Environmental Problem Solver
Clean air is essential to good health, yet many low-income communities are disproportionately impacted by air pollution. According to a 2020 report by the American Lung Association, people of color are 1.5 times more likely to live in an area with poor air quality.
As a physical scientist working for the Environmental Protection Agency (EPA), Eric Hall ’83 has developed statistical models incorporating data from satellites, air quality monitors and air quality models that provide actual concentrations of fine-particulate air pollution on any parcel of land in the United States.
Hall developed and managed a five-year research collaboration between the EPA and the Centers for Disease Control and co-chaired the Air Control Group for the CDC’s Environmental Public Health Tracking Program. One research project compared air pollution data against records for emergency room admissions and hospitalizations for asthma, myocardial infarction and heart failure in Baltimore, Maryland, study results published earlier this year in the journal Atmospheric Environment.

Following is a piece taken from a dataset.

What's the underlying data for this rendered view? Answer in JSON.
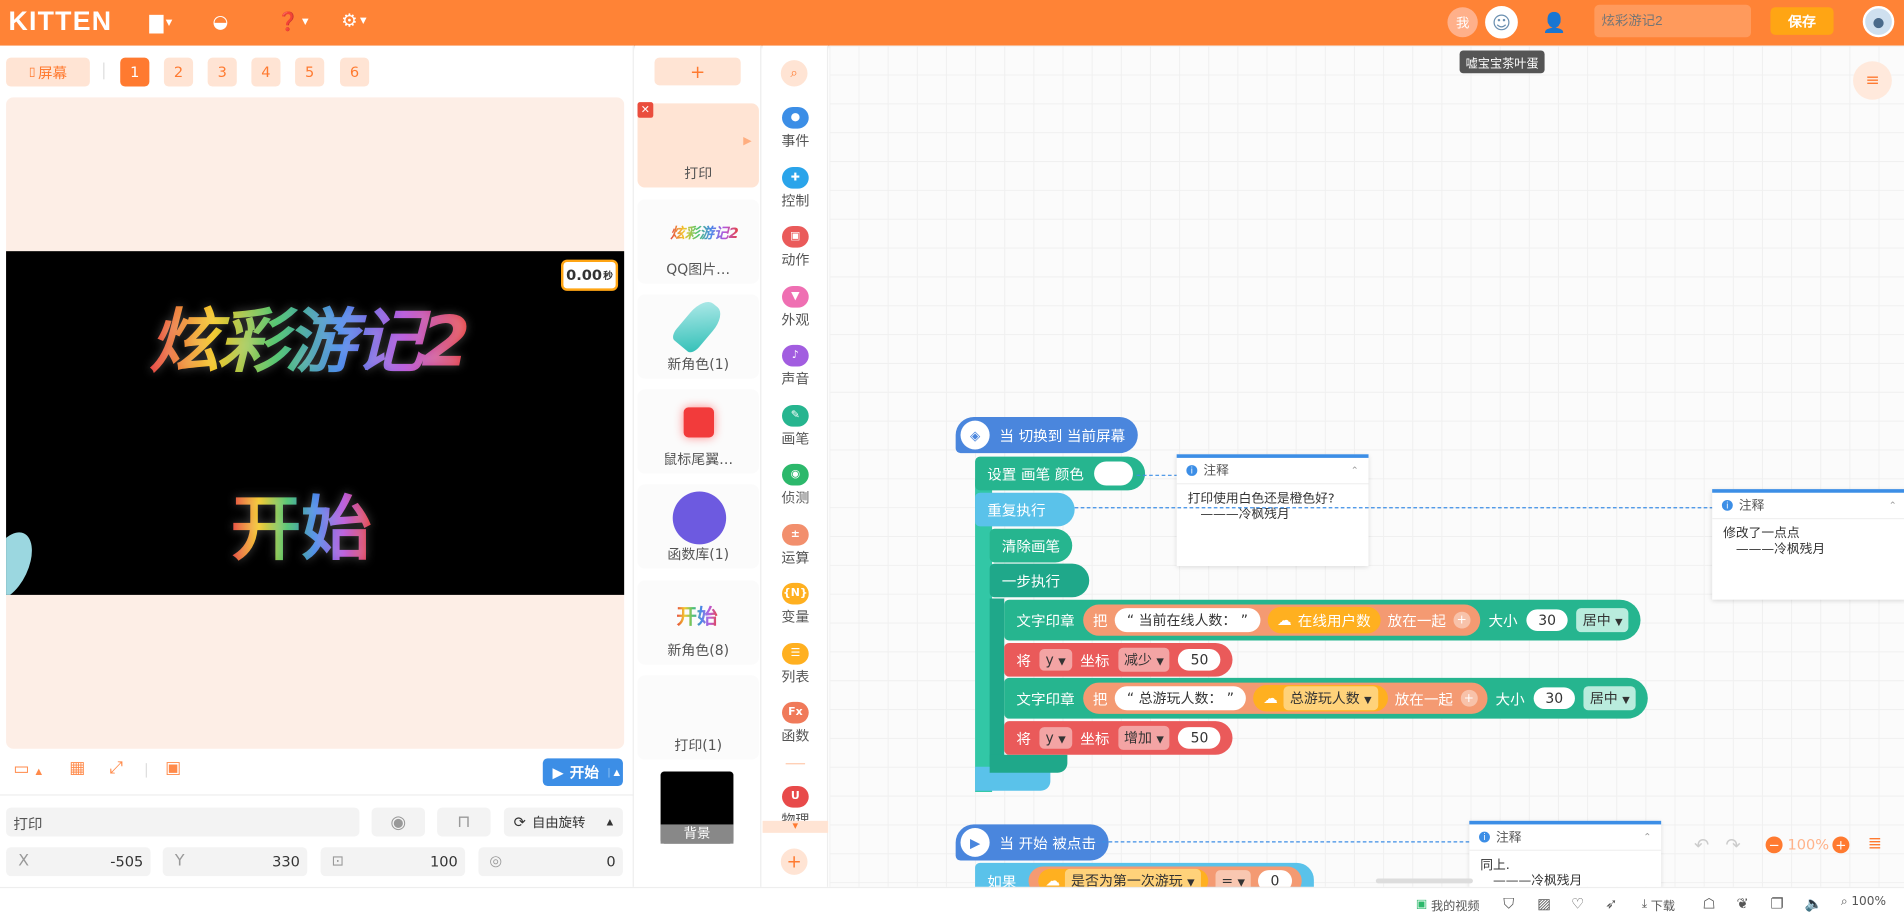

“People need to understand how their exposure to air pollutants can influence their health,” says Hall, who is a board member of CleanAIRE NC, a climate change and air pollution advocacy organization in North Carolina. “Communities need to be able to access resources that will help them implement policy choices and make sustainable decisions in terms of land use, buildings and infrastructure, transportation, and materials management.”
More recently, Hall’s research has focused on harmful algal blooms and their impact on waterways. Working with the Colorado River Indian Tribes and the Chemehuevi Indian Tribe, he has studied how the re-introduction of native plants in creeks and rivers eliminates the algae blooms, which are caused by excess nitrogen or phosphorous in the water. “Over time, land has been converted from forest or wetland to farmland and then to housing developments and commercial property,” he says. “All of that changes the pollutants that enter the waterways.”
Hall says the research programs he’s worked on are in areas where exposure science, human health, statistics, modeling, sustainability, and environmental justice intersect. “I get to work on interesting scientific questions and look at them from a variety of perspectives using a number of different tools and problem- solving strategies,” he says.
He draws from his background and expertise in satellites, sensor simulators, software engineering, modeling and programming honed during his 11-year career as a military engineer, and later, as a private contractor to the Air Force GPS satellite support facility and as a software architect for the telecommunications sector.
Hall says he’s been interested in science since he was a young boy. His father was a lab manager in the chemistry department at Temple University. Hall was awarded a full four-year U.S. Air Force Reserve Officer Training Corps (ROTC) Scholarship, and came to Syracuse University, attracted by a dual aerospace and mechanical engineering program available at the time.
In addition to ROTC, which Hall says provided life-long leadership skills, he served as a student representative to the Syracuse University Board of Trustees, as a member of the Student Afro-American Society, as a student advisor to the Office of Minority Affairs and as a math tutor. When he graduated in 1983, he became the first Syracuse University student to graduate with degrees in both aerospace engineering and mathematics.
Hall accumulated many other firsts in his Air Force career, which included serving as a software engineer and modeler in military aircraft, radar, and sensor simulators, computers, and avionics; as a satellite engineering officer for the GPS satellite constellation; teaching mathematics at the U.S. Air Force Academy and systems engineering courses at the US Air Force Institute of Technology; and as deputy division chief of the international programs division for Wright Aeronautical Laboratories. Along the way he also earned master’s degrees in business and civil engineering and is on track to earn a Ph.D. in science, technology, engineering and mathematics (STEM) education in 2023.
Hall joined the EPA in 2002 and views his work as an extension of his military career. “We’re helping protect the public, just doing it from a public health and environmental health perspective,” he says. “We research and develop science that is used to inform regulation and messaging around human and environmental health.”
Hall acknowledges that, on the surface, his professional history may look eclectic, but says that it’s all rooted in scientific inquiry, problem solving, and public service. “I think it’s important to be open to change and to be willing to be a lifelong learner,” he says. “The scientists I worked with in the Air Force and the scientists I work with now are driven by a similar mission.”